U.S. Rep. Al Lawson (D-Tallahassee) speaks at a check presentation ceremony in Gadsden County on Thursday, April 14, 2022.
Valerie Crowder
U.S. Rep. Al Lawson (D-Tallahassee) speaks at a check presentation ceremony in Gadsden County on Thursday, April 14, 2022.

A congressional district that runs from Gadsden County to Jacksonville is ground zero in the fight about Florida’s congressional districts that heads to court next week.

District 5 was shaped that way to help elect a Black member of Congress — as it has done with the election of Democrat Al Lawson.
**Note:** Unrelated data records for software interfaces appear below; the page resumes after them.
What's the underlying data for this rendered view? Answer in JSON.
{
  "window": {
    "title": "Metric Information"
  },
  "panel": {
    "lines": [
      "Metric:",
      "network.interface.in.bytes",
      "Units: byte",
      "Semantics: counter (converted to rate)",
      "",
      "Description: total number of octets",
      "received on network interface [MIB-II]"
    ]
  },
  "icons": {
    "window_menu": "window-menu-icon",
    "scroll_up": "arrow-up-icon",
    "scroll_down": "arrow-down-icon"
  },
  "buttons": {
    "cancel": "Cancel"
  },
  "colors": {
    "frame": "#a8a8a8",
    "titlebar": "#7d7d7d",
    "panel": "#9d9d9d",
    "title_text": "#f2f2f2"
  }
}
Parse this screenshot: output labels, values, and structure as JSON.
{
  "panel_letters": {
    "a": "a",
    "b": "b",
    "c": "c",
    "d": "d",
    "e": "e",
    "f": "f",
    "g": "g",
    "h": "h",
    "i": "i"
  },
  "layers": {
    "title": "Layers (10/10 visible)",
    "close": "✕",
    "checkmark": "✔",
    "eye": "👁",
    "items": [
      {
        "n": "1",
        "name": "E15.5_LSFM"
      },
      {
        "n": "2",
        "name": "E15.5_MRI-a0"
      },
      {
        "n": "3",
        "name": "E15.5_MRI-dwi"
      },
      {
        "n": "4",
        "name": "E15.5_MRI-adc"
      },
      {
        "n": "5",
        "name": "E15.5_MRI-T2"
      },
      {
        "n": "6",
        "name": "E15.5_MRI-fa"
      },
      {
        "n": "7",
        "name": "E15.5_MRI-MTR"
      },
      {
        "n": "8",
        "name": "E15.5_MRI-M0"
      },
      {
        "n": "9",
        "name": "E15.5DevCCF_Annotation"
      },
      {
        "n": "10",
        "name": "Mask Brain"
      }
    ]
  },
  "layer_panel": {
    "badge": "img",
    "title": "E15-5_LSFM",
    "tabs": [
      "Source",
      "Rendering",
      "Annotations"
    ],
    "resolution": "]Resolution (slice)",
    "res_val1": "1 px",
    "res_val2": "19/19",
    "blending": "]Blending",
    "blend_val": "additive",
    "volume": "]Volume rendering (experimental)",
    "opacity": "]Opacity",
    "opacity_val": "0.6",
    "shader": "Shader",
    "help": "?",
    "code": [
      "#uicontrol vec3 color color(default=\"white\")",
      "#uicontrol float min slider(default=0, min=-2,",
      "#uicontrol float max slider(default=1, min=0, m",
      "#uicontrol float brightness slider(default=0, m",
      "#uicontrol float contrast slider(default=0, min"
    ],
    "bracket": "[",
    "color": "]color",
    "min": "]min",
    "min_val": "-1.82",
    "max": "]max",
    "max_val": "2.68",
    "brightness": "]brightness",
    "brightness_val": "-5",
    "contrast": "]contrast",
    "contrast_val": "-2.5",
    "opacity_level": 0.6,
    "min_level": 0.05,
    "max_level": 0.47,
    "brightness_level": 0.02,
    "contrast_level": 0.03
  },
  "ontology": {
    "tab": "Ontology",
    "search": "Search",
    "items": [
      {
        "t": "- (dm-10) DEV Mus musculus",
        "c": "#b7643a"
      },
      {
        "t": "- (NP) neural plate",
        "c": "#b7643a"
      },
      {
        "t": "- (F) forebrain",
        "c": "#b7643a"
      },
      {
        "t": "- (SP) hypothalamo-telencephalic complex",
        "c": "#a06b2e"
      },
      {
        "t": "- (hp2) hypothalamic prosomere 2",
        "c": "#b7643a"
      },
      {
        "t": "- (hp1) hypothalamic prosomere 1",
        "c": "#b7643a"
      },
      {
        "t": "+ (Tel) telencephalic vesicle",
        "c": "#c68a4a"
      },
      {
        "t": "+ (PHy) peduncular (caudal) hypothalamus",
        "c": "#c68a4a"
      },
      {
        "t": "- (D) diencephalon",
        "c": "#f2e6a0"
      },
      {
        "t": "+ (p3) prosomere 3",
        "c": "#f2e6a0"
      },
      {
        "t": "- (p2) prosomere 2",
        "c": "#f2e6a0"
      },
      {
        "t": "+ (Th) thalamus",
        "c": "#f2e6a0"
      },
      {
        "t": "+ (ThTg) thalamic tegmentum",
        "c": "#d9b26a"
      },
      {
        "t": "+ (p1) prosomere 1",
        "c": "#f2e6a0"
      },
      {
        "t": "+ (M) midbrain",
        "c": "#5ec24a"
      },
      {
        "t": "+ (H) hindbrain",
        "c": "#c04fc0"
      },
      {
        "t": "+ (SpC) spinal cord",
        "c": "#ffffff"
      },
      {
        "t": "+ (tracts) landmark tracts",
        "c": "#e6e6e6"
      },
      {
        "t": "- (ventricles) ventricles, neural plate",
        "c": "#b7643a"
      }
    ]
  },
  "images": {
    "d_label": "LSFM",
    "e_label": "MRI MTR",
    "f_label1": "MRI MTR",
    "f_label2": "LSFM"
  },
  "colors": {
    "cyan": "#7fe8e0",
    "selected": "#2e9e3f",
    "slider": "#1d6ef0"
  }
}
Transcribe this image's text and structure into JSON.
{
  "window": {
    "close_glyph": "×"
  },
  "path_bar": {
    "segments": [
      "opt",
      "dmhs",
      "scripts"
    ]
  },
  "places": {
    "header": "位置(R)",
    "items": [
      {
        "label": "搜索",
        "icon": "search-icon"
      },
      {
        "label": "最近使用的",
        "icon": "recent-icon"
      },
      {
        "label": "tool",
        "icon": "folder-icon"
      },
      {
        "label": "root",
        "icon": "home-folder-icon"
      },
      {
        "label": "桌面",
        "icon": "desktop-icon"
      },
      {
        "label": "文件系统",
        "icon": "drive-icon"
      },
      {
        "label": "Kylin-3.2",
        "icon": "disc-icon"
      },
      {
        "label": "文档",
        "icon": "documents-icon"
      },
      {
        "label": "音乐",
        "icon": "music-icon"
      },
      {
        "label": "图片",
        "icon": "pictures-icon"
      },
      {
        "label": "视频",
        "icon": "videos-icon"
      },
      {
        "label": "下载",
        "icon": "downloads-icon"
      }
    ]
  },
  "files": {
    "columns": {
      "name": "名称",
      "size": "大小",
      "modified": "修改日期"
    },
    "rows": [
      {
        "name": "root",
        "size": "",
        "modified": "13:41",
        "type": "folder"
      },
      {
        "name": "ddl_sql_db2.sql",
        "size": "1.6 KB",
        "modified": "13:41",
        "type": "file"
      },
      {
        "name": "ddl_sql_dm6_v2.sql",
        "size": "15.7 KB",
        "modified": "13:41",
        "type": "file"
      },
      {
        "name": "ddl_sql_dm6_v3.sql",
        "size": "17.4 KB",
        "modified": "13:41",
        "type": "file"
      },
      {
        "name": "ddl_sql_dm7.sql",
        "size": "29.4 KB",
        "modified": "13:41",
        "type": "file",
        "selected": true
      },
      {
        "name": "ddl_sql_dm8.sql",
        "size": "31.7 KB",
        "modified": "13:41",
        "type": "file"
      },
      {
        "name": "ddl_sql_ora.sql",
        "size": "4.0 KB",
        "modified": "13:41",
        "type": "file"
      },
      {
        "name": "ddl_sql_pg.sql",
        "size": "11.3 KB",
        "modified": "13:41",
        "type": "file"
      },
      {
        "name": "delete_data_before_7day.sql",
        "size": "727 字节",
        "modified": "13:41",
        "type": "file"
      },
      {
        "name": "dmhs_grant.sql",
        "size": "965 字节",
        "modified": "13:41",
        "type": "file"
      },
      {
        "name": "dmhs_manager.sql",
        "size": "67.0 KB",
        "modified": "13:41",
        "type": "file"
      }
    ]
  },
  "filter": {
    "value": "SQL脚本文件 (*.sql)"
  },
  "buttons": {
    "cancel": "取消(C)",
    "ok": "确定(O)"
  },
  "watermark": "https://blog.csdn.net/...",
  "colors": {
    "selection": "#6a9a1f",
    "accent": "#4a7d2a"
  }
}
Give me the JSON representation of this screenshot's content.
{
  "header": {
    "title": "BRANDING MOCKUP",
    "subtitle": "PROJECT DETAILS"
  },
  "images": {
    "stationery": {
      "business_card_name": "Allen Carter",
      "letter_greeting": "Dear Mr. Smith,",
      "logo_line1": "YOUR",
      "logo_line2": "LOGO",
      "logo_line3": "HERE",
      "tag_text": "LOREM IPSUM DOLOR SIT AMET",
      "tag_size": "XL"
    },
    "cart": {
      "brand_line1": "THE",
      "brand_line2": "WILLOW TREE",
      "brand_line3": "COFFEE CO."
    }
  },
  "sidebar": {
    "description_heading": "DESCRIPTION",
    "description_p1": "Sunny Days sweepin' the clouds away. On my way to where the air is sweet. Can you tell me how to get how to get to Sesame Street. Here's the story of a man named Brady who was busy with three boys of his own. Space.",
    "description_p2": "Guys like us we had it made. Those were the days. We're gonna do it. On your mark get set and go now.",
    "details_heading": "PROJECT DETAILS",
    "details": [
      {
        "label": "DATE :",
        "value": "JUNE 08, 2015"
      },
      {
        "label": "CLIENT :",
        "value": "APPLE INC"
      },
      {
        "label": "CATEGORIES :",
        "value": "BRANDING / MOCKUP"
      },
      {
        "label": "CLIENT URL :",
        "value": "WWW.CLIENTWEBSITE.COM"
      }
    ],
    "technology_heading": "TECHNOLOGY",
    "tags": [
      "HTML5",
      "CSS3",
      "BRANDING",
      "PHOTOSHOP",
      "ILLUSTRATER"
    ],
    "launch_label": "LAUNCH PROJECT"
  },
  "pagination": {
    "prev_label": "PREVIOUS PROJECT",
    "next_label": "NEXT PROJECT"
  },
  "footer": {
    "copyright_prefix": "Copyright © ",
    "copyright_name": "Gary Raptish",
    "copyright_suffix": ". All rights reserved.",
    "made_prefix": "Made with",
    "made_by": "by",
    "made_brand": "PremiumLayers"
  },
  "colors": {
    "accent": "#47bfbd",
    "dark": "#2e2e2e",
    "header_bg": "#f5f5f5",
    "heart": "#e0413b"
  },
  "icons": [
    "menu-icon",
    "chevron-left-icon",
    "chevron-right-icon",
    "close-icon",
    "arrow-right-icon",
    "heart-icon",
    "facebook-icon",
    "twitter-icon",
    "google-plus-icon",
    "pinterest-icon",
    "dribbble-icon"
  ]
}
But Republican Gov. Ron DeSantis made clear that he wanted to change the district. And during a special legislative session last month, the Republican-dominated Legislature went along with DeSantis and redrew District 5 to condense it in the Jacksonville area.

Almost immediately, voting-rights groups and other opponents of the redistricting plan went to court. That included filing a motion asking a Leon County circuit judge to issue a temporary injunction against the plan, arguing that it violates part of a 2010 constitutional amendment that bars diminishing the ability of minority voters to “elect representatives of their choice.”

“A temporary injunction is warranted here because plaintiffs are likely to succeed on the merits of their claim that the DeSantis plan violates the non-diminishment provision of … the Florida Constitution by dismantling the former Congressional District 5, a North Florida district in which Black voters were previously able to elect their candidates of choice,” the motion said.

DeSantis, however, has argued that the current sprawling configuration of District 5 was unconstitutionally gerrymandered. DeSantis’ general counsel wrote that keeping the current approach would violate the Equal Protection Clause of the U.S. Constitution’s 14th Amendment because it “assigns voters primarily on the basis of race but is not narrowly tailored to achieve a compelling state interest.”

The battle — at least the first round of it — will play out Wednesday, when Circuit Judge Layne Smith holds a hearing on the motion for a temporary injunction.